NASA has detailed one of the most unusual instruments of its new rover, explaining how Perseverance will map the red planet’s surface and what it is looking for. The Perseverance, launched as early as June, will land on Mars on February 18, 2021, in effect a six-wheeled mobile research laboratory.
Like Curiosity before it, many of the instruments the Perseverance carries will be designed to provide a perspective on Mars from the rover’s level. SuperCam, for example, is an instrument designed to identify and analyze the chemical composition of rock and wind fossils from a distance, while Mastcam-Z is a stereoscopic camera that gives the rover a unique “head” component.
In addition, it is equipped with RIMFAX, a radar imager for subsotrial experiments on Mars, with more attention to the ground that Perseverance will trek. Or, more specifically, something beneath the surface of Mars. NASA has equipped the rover with ground-wearing radar for the first time.

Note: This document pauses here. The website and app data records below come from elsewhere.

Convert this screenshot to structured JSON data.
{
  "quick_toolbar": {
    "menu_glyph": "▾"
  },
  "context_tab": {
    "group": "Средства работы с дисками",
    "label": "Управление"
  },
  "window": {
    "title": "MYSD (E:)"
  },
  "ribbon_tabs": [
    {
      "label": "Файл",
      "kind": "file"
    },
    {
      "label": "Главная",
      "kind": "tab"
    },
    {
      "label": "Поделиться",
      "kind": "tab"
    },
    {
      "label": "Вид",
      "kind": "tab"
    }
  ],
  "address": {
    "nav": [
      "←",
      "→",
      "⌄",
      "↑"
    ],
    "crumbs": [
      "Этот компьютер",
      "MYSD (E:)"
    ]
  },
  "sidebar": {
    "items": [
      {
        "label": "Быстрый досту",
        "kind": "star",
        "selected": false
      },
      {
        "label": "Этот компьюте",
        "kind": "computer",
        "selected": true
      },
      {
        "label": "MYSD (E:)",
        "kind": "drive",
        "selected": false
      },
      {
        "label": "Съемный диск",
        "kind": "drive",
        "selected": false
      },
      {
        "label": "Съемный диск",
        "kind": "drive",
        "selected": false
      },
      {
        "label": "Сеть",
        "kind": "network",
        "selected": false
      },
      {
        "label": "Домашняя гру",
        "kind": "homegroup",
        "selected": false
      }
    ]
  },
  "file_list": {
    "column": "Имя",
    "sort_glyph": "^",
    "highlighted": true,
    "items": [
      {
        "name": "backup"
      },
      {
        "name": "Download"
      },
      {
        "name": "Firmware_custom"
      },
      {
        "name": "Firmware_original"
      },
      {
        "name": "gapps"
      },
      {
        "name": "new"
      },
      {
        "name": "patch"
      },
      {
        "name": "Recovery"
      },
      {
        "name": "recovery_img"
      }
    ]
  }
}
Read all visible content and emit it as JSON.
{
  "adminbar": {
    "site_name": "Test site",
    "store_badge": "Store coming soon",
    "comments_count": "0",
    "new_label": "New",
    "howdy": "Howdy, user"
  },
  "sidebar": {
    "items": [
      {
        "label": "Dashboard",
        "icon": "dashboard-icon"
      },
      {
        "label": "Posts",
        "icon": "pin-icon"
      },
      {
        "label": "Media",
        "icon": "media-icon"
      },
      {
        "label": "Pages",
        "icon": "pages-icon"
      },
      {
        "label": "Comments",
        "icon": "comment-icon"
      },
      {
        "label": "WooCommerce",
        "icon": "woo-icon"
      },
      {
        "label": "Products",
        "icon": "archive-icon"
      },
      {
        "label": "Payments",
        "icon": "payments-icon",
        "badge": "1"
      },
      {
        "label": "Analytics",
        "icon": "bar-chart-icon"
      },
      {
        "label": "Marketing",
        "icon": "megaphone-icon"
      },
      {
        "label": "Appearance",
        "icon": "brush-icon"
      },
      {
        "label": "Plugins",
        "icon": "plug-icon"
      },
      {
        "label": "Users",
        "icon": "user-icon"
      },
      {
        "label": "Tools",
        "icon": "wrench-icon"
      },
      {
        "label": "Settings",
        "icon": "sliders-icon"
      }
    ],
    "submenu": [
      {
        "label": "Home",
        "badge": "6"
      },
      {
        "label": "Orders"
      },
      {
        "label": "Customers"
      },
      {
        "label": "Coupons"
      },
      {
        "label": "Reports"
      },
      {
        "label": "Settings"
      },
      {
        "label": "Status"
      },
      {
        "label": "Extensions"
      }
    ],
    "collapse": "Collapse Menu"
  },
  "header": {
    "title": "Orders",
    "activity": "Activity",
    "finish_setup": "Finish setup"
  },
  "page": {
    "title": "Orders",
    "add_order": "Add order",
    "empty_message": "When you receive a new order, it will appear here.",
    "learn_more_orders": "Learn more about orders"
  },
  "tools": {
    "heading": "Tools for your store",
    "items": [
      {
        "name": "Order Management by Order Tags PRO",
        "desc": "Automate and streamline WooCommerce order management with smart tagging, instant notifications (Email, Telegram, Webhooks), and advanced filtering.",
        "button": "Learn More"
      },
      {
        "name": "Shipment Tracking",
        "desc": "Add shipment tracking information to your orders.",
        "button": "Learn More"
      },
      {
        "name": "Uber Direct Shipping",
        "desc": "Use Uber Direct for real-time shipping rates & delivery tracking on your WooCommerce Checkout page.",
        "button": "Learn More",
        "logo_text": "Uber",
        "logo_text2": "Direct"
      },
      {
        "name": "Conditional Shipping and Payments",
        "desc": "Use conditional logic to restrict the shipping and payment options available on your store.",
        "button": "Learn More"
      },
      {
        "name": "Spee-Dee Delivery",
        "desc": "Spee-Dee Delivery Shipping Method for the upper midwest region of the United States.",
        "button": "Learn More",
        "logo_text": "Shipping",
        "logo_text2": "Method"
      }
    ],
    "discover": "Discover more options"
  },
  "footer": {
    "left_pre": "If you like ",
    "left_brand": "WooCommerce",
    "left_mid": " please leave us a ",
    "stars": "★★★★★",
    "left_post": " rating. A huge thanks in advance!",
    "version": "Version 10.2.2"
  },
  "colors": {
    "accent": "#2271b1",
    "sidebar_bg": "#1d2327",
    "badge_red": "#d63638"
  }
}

It uses the antenna at the lower end of the back end of the Perseverance – highlighted in blue above – to emit electromagnetic waves, which are then reflected back by different materials on the ground. NASA says the radar probes will be conducted every 10-20 cm (4-8 inches) of the rover’s travel and will provide detailed information about at least 30 feet underground. “By doing so, the instrument will reveal hidden geological layers and help find clues about past environments on Mars, especially those that may provide the necessary conditions to support life,” the space agency explained. “
Although the results will be two-dimensional, it is expected that the data will be layered and a three-dimensional model of the Martian subsoil will be given together with the camera images. Jezero Crater is both the landing point for the Perseverance and the area of its exploration, believed to have formed when an object collided with Mars billions of years ago. The 28-mile-diameter crater produces rocky material from deep inside the planet’s crust, an area thought to have a lake and a fan-shaped river data 3.5 billion years ago.
The lake may have played an important role in supporting microbial life on Mars, and NASA hopes RIMFAX will help find its modern remains. Together with other instruments of perseverance, ground-penetrating radars will be used to identify potential chemical, mineral and texture clues at possible locations. The rover will then collect core samples, package them for future Mars missions to recover, and return to Earth.
RIMFAX may be the first to be used on Mars, but the technology is already being used on Earth. In fact, it is the same technique used to locate underground utilities, find signs of buried caves, and study the composition of glaciers. The instrument, developed and manufactured by FFI, was tested on glaciers and named after the Nordic mythical night horse Hrímfaxi.